Daniel Birnbaum is a curator and is especially known for curating the Venice Biennale. He begins by answering the question, “What does a curator do?” He says that a curator is someone who shows things, puts things on display. “What a strange career!” he exclaims. He explains that if the curator is very successful, the he or she should not be so visible.
There was a time, Birnbaum says, when it was easy to say what art is. He shows slides of a show in Vienna of the history of frames. We used to be able to say that art was the thing inside the frames, he points out, but the frames themselves have become art. Now, he says, modern art has seen a disappearance of the frame. The framing seems to have become bigger and is now the gallery the salon, the museum. In a show like the Venice Biennale or any other big show it’s not longer clear what the art is and maybe the framing device is the city itself.
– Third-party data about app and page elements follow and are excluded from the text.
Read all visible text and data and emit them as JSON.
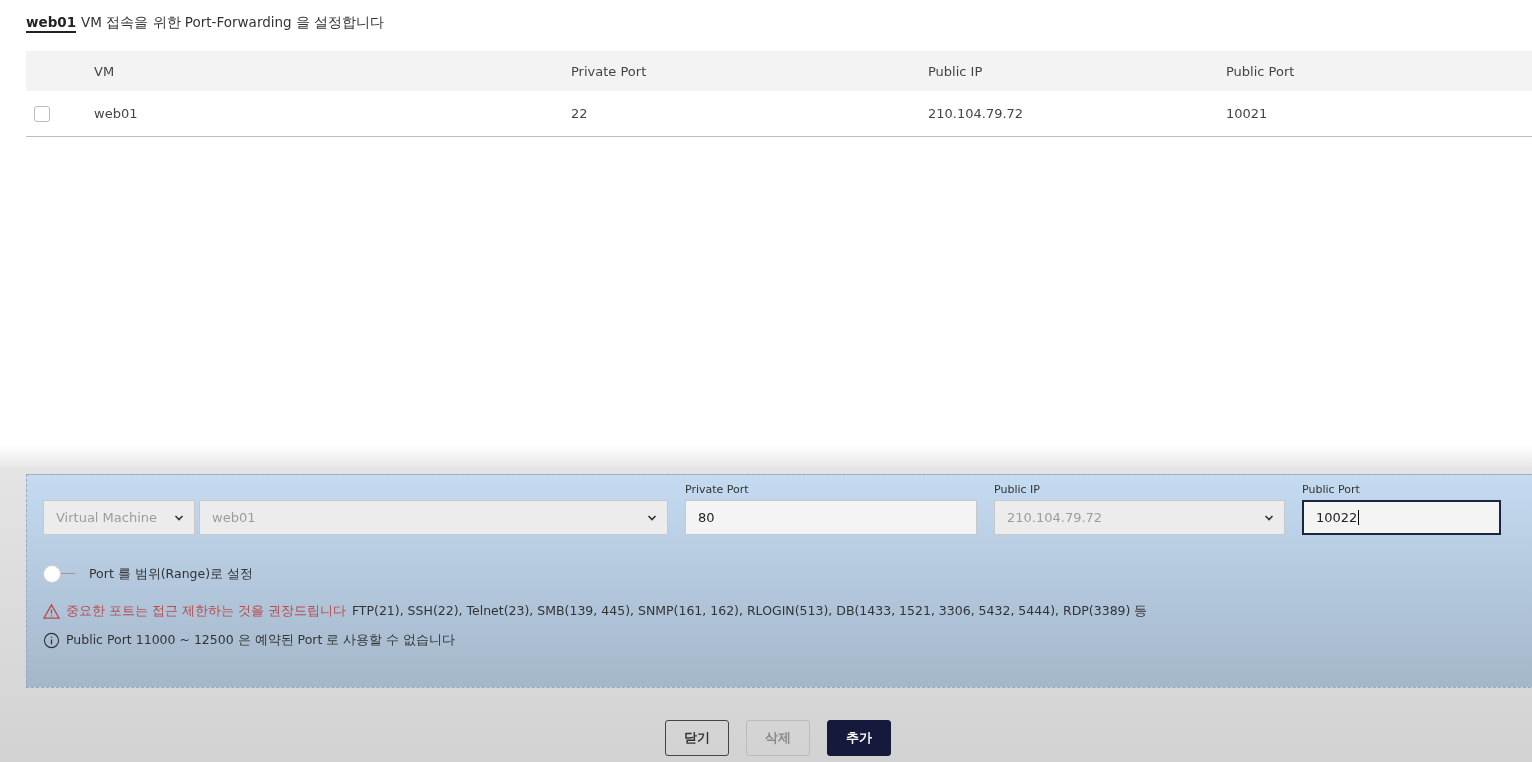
{
  "heading": {
    "vm_name": "web01",
    "text": "VM 접속을 위한 Port-Forwarding 을 설정합니다"
  },
  "table": {
    "columns": [
      "VM",
      "Private Port",
      "Public IP",
      "Public Port"
    ],
    "rows": [
      {
        "checked": false,
        "cells": [
          "web01",
          "22",
          "210.104.79.72",
          "10021"
        ]
      }
    ]
  },
  "form": {
    "fields": [
      {
        "kind": "select",
        "value": "Virtual Machine",
        "disabled": true,
        "focused": false
      },
      {
        "kind": "select",
        "value": "web01",
        "disabled": true,
        "focused": false
      },
      {
        "kind": "input",
        "label": "Private Port",
        "value": "80",
        "disabled": false,
        "focused": false
      },
      {
        "kind": "select",
        "label": "Public IP",
        "value": "210.104.79.72",
        "disabled": true,
        "focused": false
      },
      {
        "kind": "input",
        "label": "Public Port",
        "value": "10022",
        "disabled": false,
        "focused": true
      }
    ],
    "range_toggle": {
      "label": "Port 를 범위(Range)로 설정",
      "on": false
    },
    "warning": {
      "title": "중요한 포트는 접근 제한하는 것을 권장드립니다",
      "text": "FTP(21), SSH(22), Telnet(23), SMB(139, 445), SNMP(161, 162), RLOGIN(513), DB(1433, 1521, 3306, 5432, 5444), RDP(3389) 등"
    },
    "info": "Public Port 11000 ~ 12500 은 예약된 Port 로 사용할 수 없습니다"
  },
  "buttons": [
    {
      "label": "닫기",
      "kind": "outline",
      "disabled": false
    },
    {
      "label": "삭제",
      "kind": "outline",
      "disabled": true
    },
    {
      "label": "추가",
      "kind": "primary",
      "disabled": false
    }
  ]
}
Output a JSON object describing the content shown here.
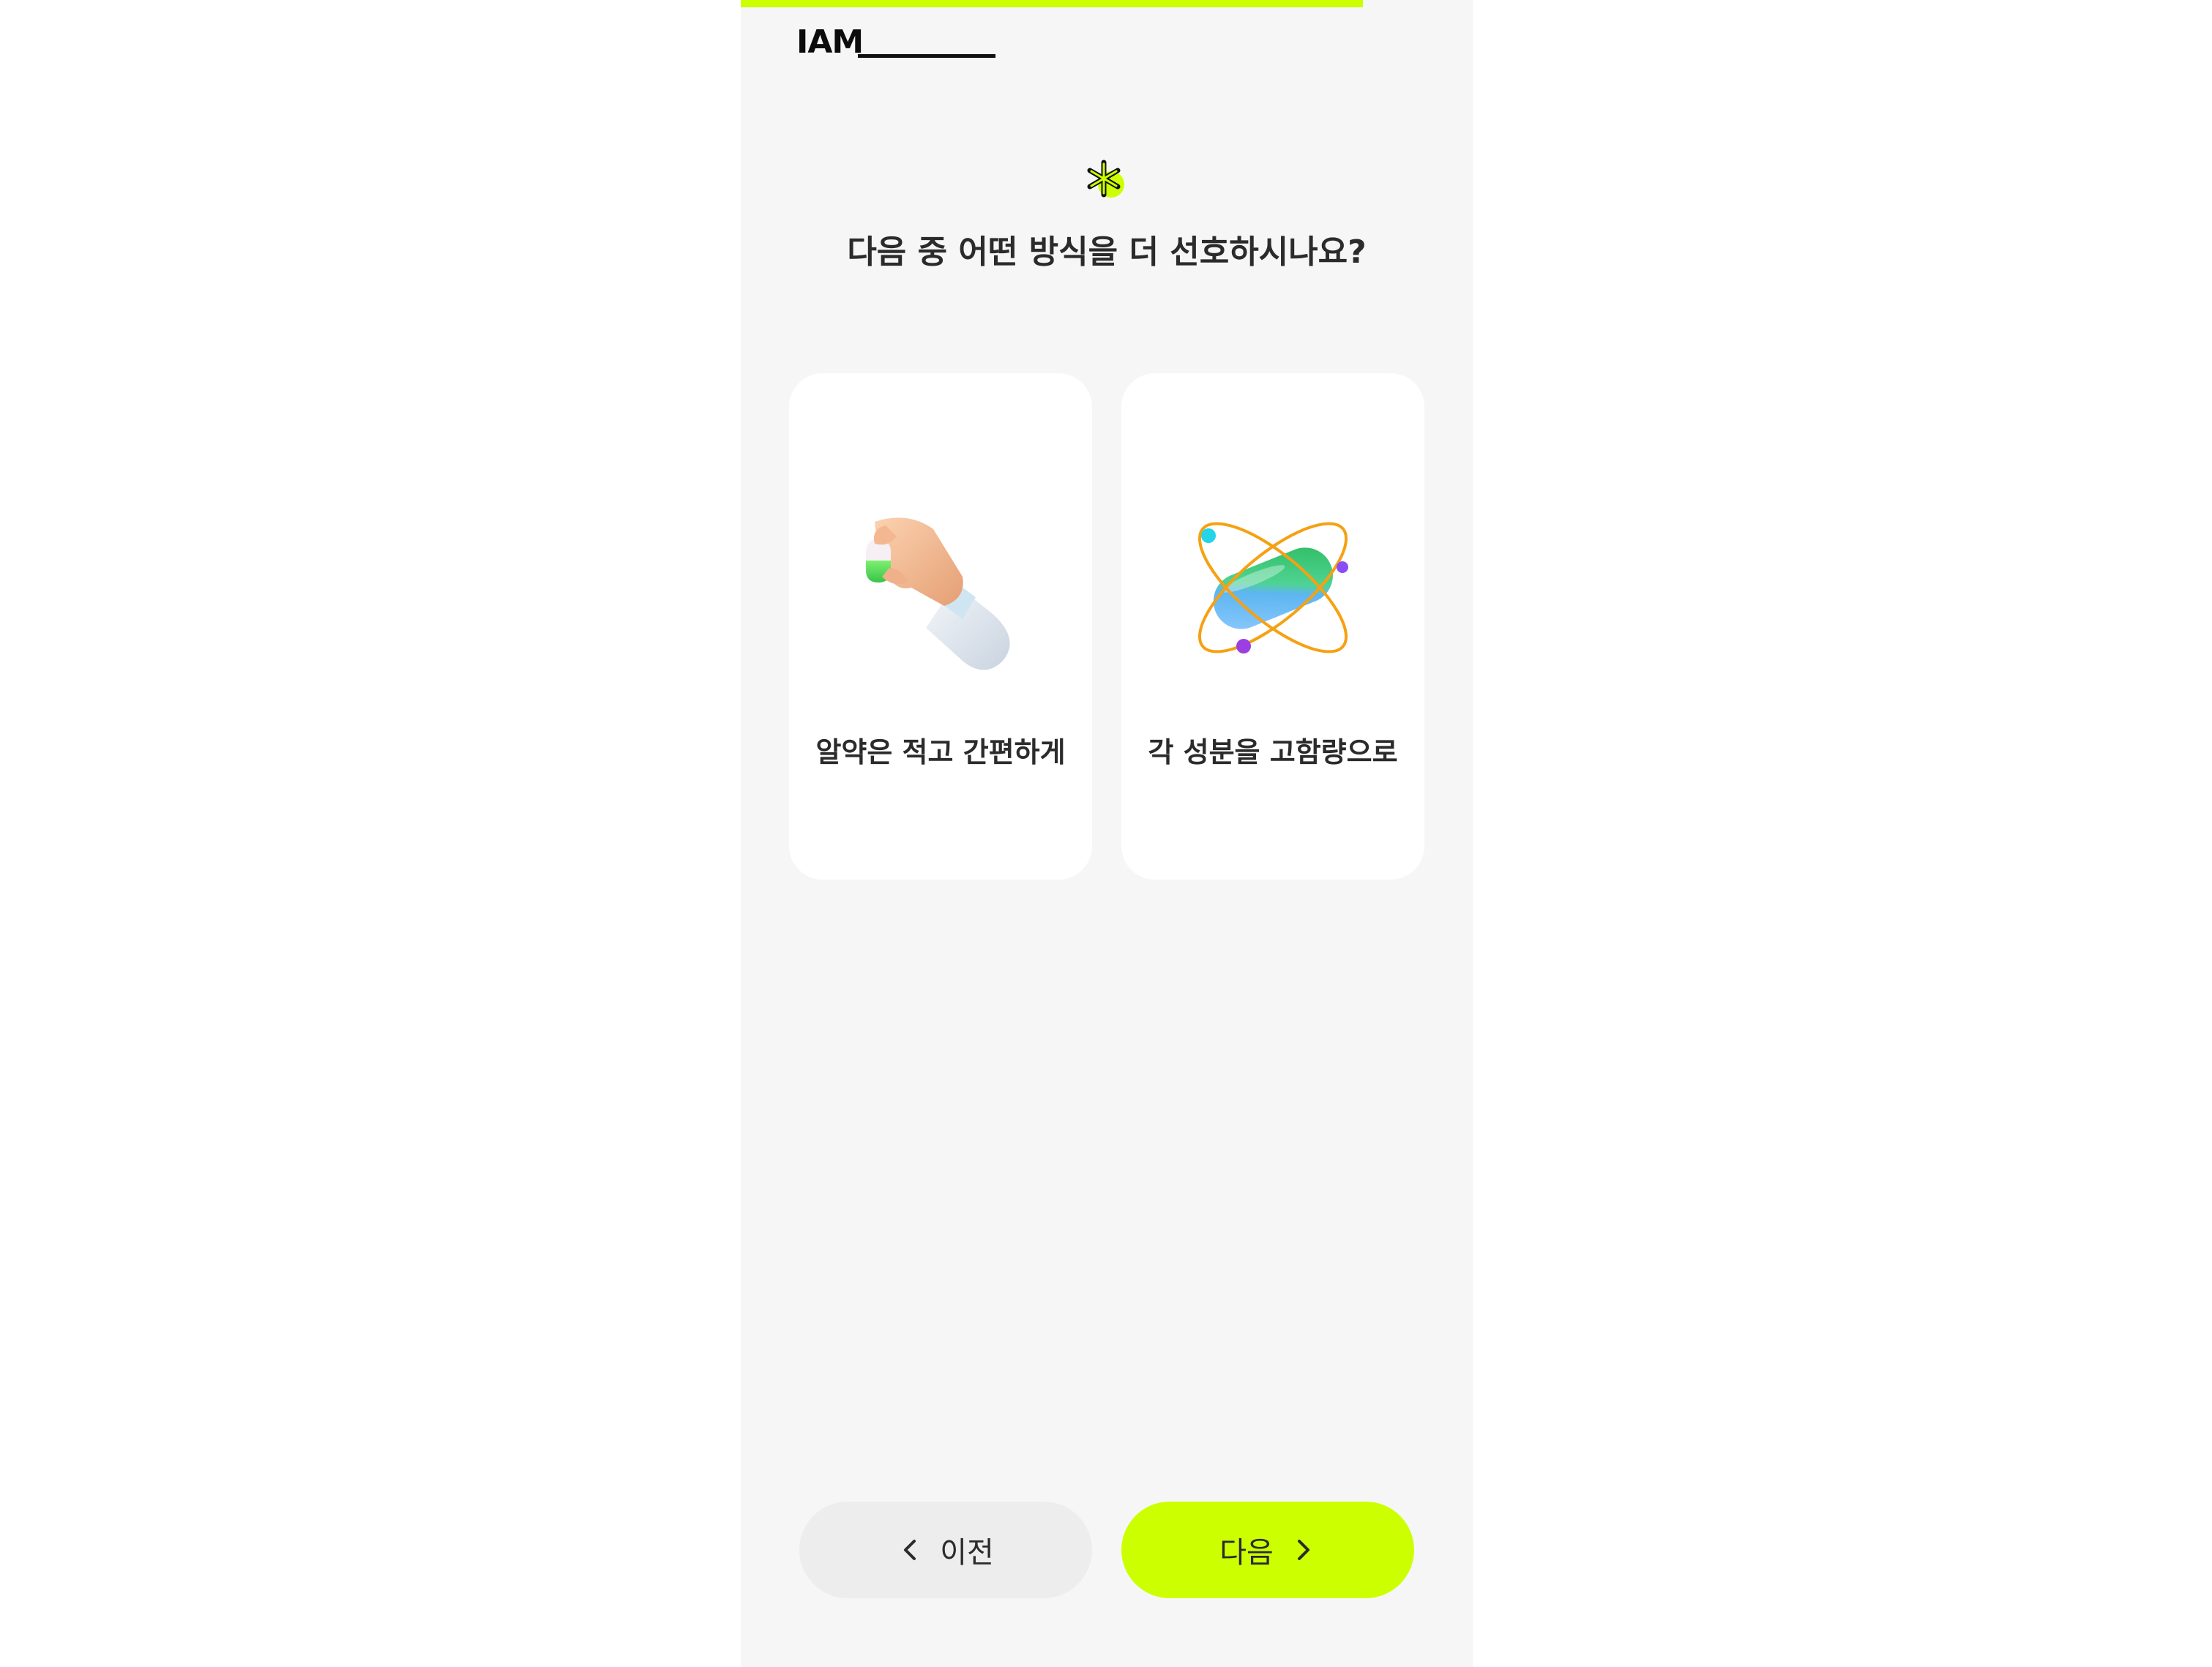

He has a brief clip to show that curating isn’t an exact science. One of the artists participating in the Venice Biennale, Mike Bouchet, brings a typical American house to Venice and floats the suburban home on the water of the canals. It’s a bizarre and fascinating image, and in the end, the house sinks. Birnbaum describes the American house sinking into a Venetian canal as a disaster in logistics but a memorable performance in art.
He says that the world of contemporary art used to be small and bohemian, and now it has become very large and global. The world of art is now also governed by fashion, lifestyle and huge amounts of money. He shows a clip of a piece by Mark Rothko being auctioned, and the bidding is continuing well over $35 million. Birnbaum stops the clip and tells us that eventually it went for $45 million. This might make us think that art world is drenched in money. But as someone who teaches art, he assures us that its not always like that. His Venice Biennale is not really about collection like this, but about production.
An exhibition, Birnbaum says, is not just flat pictures on a screen so you can’t look at it on the Internet. It’s a medium in itself. It’s a bodily experience. He shows clips of the work of another Biennale artist, Yona Friedman, who wants to build things, who is an anti-totalitarian architect and wants to provide the tools for all of us to build our own life. His work looms overhead, tangles of wires and large suspended objects.
Birnbaum also notes that the Biennale used to be a very Western affair, but now there are artists from all areas of the world. In fact, non-Western artists in are now playing very key roles. It’s become a little bit like the Olympics of art, where the artists come to represent their nations. He says that these pieces are about the world, about you, and about an art piece that has been waiting for your arrival.
Photo: Daniel Birnbaum speaks at TEDGlobal 2009, Session 12. Oxford, UK, July 21-24, 2009. Credit: TED / James Duncan Davidson